[Web page and app entries]
>>>>

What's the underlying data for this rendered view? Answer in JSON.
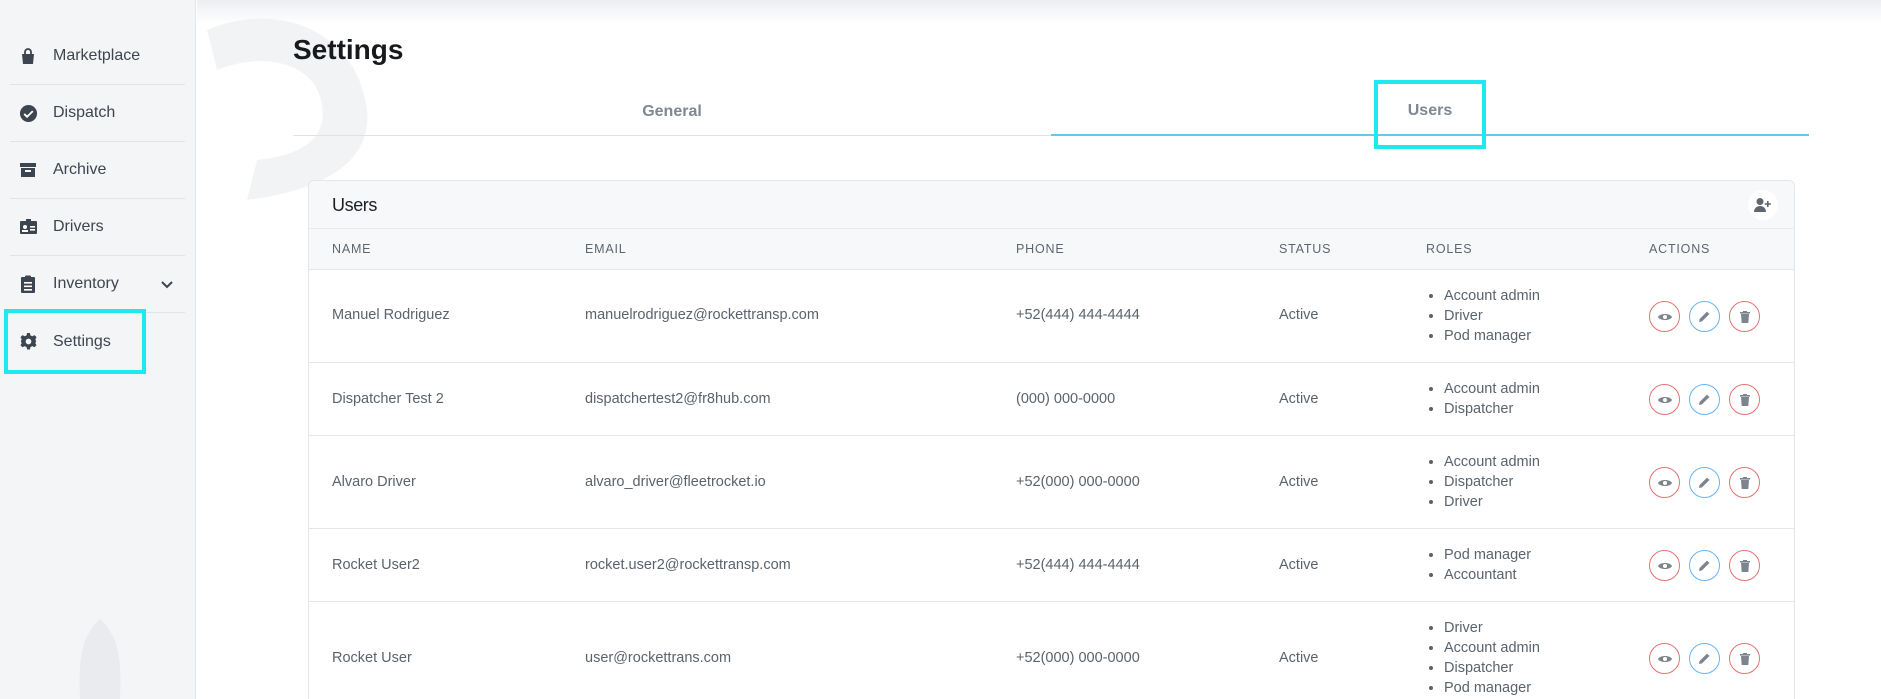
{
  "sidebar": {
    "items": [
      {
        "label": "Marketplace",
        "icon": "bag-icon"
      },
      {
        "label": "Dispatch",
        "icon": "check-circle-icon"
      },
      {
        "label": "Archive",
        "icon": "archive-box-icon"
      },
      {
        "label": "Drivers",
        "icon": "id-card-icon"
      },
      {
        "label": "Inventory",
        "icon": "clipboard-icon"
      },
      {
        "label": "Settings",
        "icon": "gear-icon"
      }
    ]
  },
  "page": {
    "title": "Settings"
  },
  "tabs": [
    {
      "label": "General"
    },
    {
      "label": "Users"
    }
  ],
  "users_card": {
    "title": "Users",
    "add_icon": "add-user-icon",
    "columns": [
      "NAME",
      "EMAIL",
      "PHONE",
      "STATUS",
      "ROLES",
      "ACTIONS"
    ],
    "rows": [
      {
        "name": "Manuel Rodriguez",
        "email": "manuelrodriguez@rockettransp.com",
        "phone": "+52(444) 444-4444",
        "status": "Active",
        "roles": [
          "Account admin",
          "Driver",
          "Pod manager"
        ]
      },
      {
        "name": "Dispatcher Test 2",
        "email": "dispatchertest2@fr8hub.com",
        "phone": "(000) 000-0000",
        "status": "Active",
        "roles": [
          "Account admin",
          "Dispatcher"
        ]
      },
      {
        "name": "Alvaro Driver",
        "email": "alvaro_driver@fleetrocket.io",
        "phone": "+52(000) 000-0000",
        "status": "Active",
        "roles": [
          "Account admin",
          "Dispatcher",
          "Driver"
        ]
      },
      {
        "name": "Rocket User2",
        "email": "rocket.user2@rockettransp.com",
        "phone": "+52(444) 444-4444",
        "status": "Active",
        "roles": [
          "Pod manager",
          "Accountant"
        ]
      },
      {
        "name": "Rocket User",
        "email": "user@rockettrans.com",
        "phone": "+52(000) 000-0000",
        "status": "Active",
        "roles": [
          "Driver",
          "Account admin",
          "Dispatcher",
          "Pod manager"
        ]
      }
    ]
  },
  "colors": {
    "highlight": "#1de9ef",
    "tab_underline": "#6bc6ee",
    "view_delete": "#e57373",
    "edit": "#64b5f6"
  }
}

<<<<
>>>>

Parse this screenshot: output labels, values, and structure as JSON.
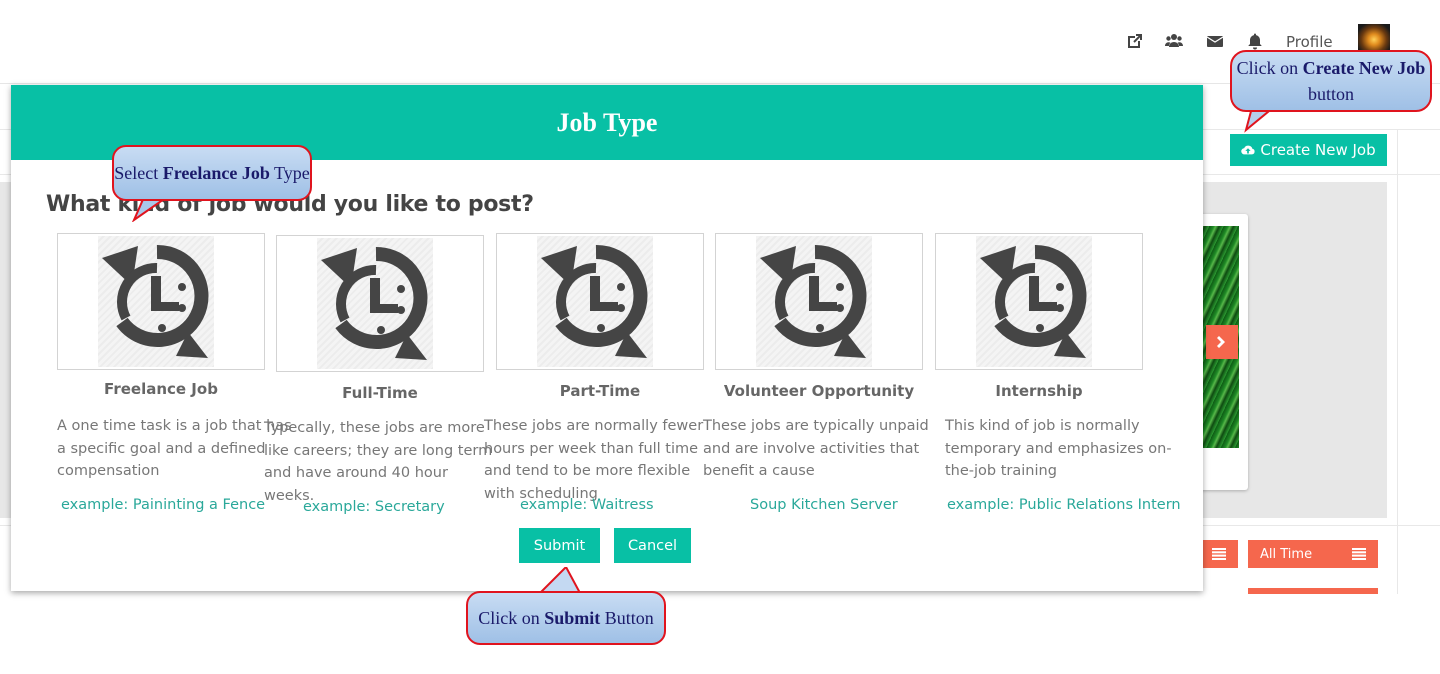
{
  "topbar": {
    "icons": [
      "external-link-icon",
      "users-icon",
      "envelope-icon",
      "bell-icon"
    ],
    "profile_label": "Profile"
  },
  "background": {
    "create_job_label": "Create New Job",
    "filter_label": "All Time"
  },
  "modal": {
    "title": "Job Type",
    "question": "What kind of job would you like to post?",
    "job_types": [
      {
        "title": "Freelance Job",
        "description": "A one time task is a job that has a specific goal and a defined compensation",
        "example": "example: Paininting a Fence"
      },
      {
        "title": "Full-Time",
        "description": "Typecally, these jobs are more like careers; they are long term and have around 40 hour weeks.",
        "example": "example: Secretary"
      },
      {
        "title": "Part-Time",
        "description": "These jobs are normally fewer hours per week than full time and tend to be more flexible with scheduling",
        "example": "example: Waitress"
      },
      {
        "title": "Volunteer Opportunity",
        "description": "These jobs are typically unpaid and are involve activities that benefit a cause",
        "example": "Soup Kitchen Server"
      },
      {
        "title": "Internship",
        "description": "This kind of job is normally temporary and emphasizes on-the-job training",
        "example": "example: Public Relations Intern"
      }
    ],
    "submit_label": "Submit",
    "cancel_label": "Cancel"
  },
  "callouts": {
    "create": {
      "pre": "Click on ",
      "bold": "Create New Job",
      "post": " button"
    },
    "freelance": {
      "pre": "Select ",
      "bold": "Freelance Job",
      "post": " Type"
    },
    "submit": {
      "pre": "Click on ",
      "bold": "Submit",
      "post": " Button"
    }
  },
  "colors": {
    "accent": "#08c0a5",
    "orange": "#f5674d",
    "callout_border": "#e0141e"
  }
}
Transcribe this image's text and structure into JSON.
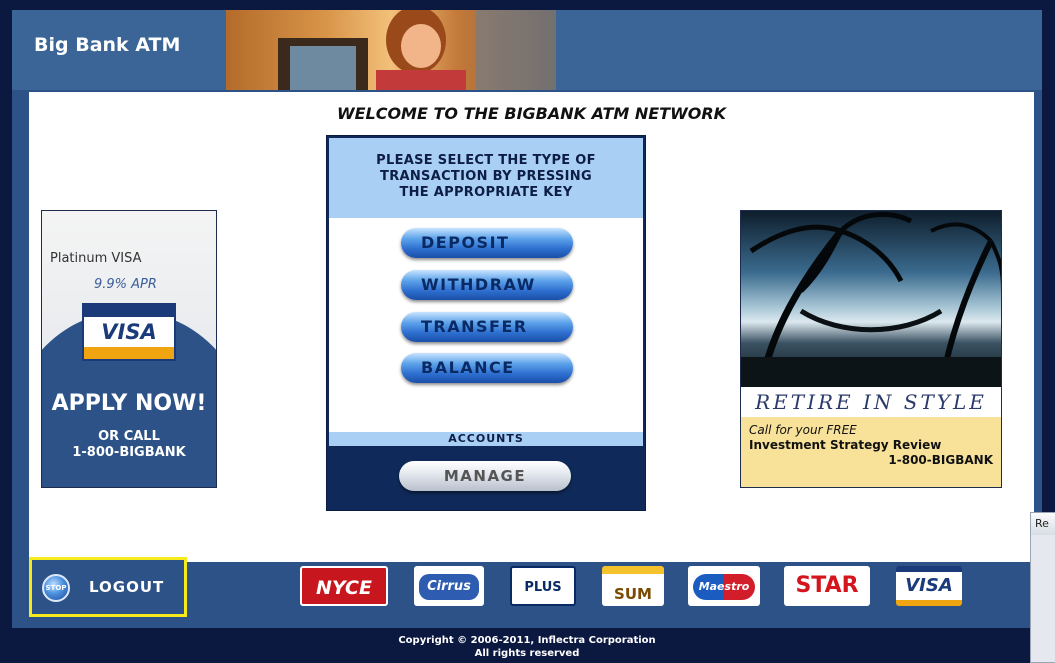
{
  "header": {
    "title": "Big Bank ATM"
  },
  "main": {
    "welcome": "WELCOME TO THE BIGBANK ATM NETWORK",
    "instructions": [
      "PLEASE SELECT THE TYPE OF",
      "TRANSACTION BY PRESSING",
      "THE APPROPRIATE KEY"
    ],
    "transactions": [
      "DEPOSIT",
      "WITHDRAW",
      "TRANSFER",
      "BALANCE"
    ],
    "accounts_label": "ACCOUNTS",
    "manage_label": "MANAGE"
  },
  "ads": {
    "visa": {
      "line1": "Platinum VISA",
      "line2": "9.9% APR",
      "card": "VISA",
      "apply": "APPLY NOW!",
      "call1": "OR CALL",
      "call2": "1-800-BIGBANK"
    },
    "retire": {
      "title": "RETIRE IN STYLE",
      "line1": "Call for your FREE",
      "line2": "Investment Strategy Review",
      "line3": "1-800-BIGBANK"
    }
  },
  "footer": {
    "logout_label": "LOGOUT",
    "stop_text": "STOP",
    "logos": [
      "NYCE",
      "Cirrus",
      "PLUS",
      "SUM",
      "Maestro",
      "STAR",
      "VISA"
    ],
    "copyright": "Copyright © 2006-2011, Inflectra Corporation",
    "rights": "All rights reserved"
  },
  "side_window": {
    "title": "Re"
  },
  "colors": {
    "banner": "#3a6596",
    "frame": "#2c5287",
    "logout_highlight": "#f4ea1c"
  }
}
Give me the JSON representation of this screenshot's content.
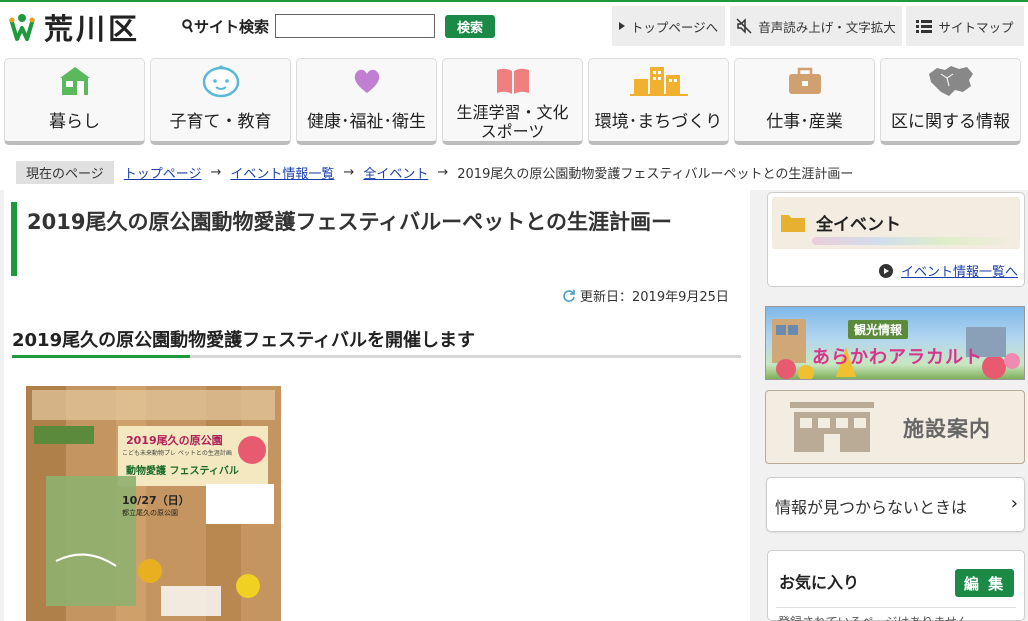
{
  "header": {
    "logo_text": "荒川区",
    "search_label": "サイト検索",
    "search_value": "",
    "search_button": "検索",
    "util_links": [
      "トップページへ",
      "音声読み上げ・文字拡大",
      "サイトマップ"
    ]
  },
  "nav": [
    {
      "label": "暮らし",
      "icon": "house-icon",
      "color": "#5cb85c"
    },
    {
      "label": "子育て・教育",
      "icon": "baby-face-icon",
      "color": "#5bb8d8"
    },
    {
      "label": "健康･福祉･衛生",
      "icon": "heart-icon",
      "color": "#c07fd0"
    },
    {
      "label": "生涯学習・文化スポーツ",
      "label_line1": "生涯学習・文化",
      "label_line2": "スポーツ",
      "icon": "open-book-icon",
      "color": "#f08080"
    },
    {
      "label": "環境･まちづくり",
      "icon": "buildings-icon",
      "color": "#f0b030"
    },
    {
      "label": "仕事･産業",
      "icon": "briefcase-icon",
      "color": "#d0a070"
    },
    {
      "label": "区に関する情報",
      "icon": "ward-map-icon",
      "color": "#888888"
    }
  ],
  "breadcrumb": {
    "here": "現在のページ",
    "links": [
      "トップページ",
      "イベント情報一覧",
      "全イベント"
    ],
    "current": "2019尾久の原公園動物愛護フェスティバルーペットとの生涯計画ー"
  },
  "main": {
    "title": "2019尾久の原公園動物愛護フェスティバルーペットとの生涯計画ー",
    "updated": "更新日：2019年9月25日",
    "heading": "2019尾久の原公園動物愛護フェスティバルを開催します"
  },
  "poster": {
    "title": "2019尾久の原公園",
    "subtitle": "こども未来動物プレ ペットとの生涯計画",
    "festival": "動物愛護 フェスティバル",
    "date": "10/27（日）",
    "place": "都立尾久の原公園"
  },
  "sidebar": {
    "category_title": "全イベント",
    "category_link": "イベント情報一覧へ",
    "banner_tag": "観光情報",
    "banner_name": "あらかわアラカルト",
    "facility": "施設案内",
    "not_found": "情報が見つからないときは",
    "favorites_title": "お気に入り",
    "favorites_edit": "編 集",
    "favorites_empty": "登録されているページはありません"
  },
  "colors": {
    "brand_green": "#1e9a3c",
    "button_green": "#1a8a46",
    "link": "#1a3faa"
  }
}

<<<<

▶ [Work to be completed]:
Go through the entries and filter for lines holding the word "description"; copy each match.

▶ [Output for this exercise]:
        "description": "A one time task is a job that has a specific goal and a defined compensation",
        "description": "Typecally, these jobs are more like careers; they are long term and have around 40 hour weeks.",
        "description": "These jobs are normally fewer hours per week than full time and tend to be more flexible with scheduling",
        "description": "These jobs are typically unpaid and are involve activities that benefit a cause",
        "description": "This kind of job is normally temporary and emphasizes on-the-job training",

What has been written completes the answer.